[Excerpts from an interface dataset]
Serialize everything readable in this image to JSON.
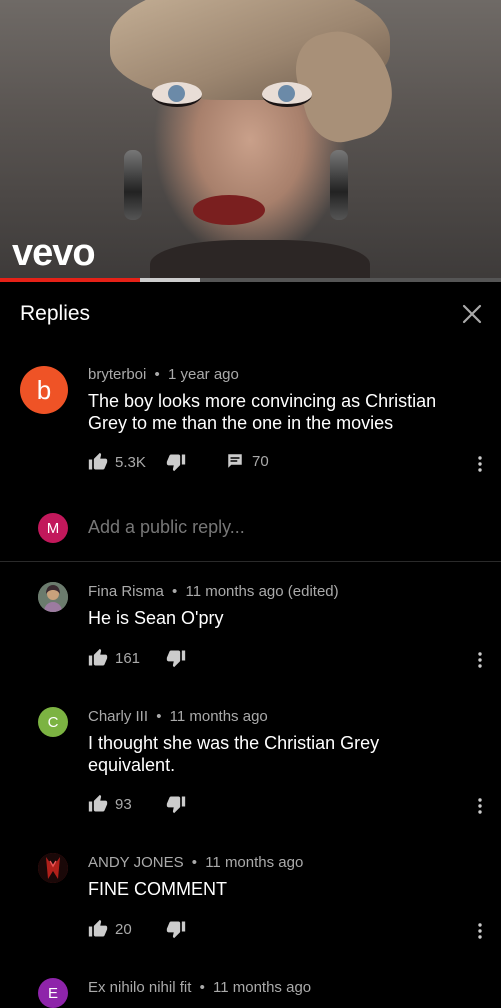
{
  "video": {
    "brand": "vevo",
    "progress_played": 0.28,
    "buffered_from": 0.28,
    "buffered_to": 0.4
  },
  "header": {
    "title": "Replies",
    "close_icon": "close-icon"
  },
  "parent_comment": {
    "avatar_letter": "b",
    "avatar_color": "#ef5326",
    "author": "bryterboi",
    "time": "1 year ago",
    "text": "The boy looks more convincing as Christian Grey to me than the one in the movies",
    "likes": "5.3K",
    "replies": "70"
  },
  "reply_box": {
    "avatar_letter": "M",
    "avatar_color": "#c2185b",
    "placeholder": "Add a public reply..."
  },
  "replies": [
    {
      "avatar_letter": "",
      "avatar_color": "#6b7b6d",
      "author": "Fina Risma",
      "time": "11 months ago (edited)",
      "text": "He is Sean O'pry",
      "likes": "161"
    },
    {
      "avatar_letter": "C",
      "avatar_color": "#7cb342",
      "author": "Charly III",
      "time": "11 months ago",
      "text": "I thought she was the Christian Grey equivalent.",
      "likes": "93"
    },
    {
      "avatar_letter": "",
      "avatar_color": "#8b1a1a",
      "author": "ANDY JONES",
      "time": "11 months ago",
      "text": "FINE COMMENT",
      "likes": "20"
    },
    {
      "avatar_letter": "E",
      "avatar_color": "#8e24aa",
      "author": "Ex nihilo nihil fit",
      "time": "11 months ago",
      "text": "",
      "likes": ""
    }
  ],
  "separator": "•"
}
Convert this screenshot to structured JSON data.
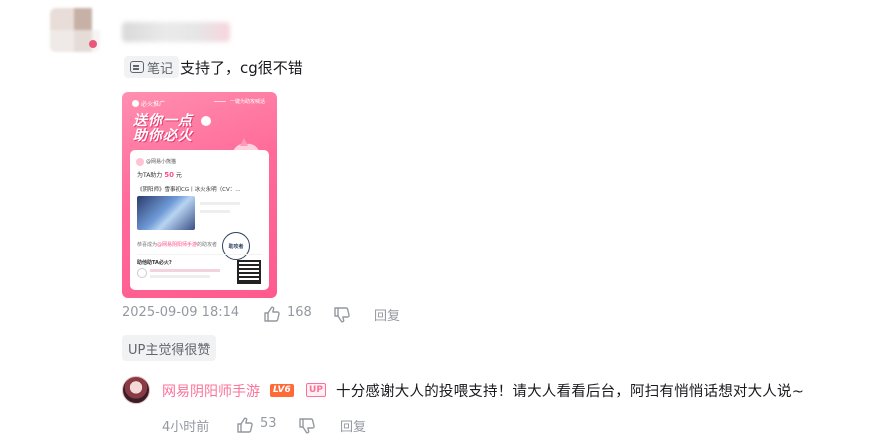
{
  "comment": {
    "note_tag": "笔记",
    "text": "支持了，cg很不错",
    "card": {
      "logo_text": "必火推广",
      "top_label": "一键为助攻喊话",
      "headline_line1": "送你一点",
      "headline_line2": "助你必火",
      "panel_user": "@网易小熊猫",
      "panel_power_prefix": "为TA助力",
      "panel_power_value": "50",
      "panel_power_suffix": "元",
      "panel_video_title": "《阴阳师》雪事初CG丨冰火永明（CV：...",
      "panel_ack_prefix": "恭喜成为",
      "panel_ack_highlight": "@网易阴阳师手游",
      "panel_ack_suffix": "的助攻者",
      "panel_question": "助他助TA必火?",
      "stamp_text": "助攻者"
    },
    "time": "2025-09-09 18:14",
    "like_count": "168",
    "reply_label": "回复",
    "up_liked_label": "UP主觉得很赞"
  },
  "reply": {
    "username": "网易阴阳师手游",
    "level_badge": "LV6",
    "up_badge": "UP",
    "text": "十分感谢大人的投喂支持！请大人看看后台，阿扫有悄悄话想对大人说~",
    "time": "4小时前",
    "like_count": "53",
    "reply_label": "回复"
  },
  "colors": {
    "accent_pink": "#fb7299",
    "meta_gray": "#9499a0",
    "level_orange": "#ff6a36",
    "card_pink": "#ff6a98"
  }
}
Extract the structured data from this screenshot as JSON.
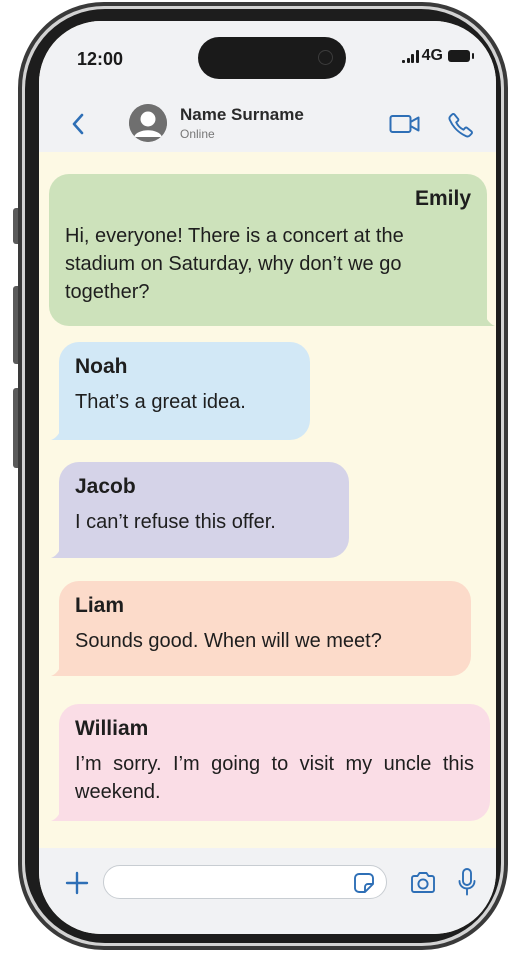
{
  "status_bar": {
    "time": "12:00",
    "network": "4G"
  },
  "chat_header": {
    "contact_name": "Name Surname",
    "contact_status": "Online",
    "icons": [
      "back-chevron-icon",
      "avatar-icon",
      "video-camera-icon",
      "phone-icon"
    ]
  },
  "messages": [
    {
      "sender": "Emily",
      "text": "Hi, everyone! There is a concert at the stadium on Saturday, why don’t we go together?",
      "color": "#cde2bb",
      "align": "right"
    },
    {
      "sender": "Noah",
      "text": "That’s a great idea.",
      "color": "#d2e8f6",
      "align": "left"
    },
    {
      "sender": "Jacob",
      "text": "I can’t refuse this offer.",
      "color": "#d5d3e8",
      "align": "left"
    },
    {
      "sender": "Liam",
      "text": "Sounds good. When will we meet?",
      "color": "#fcdbca",
      "align": "left"
    },
    {
      "sender": "William",
      "text": "I’m sorry. I’m going to visit my uncle this weekend.",
      "color": "#fadde6",
      "align": "left"
    }
  ],
  "input_bar": {
    "value": "",
    "icons": [
      "plus-icon",
      "sticker-icon",
      "camera-icon",
      "microphone-icon"
    ]
  },
  "colors": {
    "accent": "#2e6fb6",
    "chat_background": "#fdf9e4",
    "bar_background": "#f1f2f4",
    "phone_frame": "#1d1d1d"
  }
}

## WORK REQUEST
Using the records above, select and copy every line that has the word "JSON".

## YOUR SOLUTION
Serialize everything readable in this image to JSON.
Convert this screenshot to structured JSON data.
Extract the structured data from this screenshot as JSON.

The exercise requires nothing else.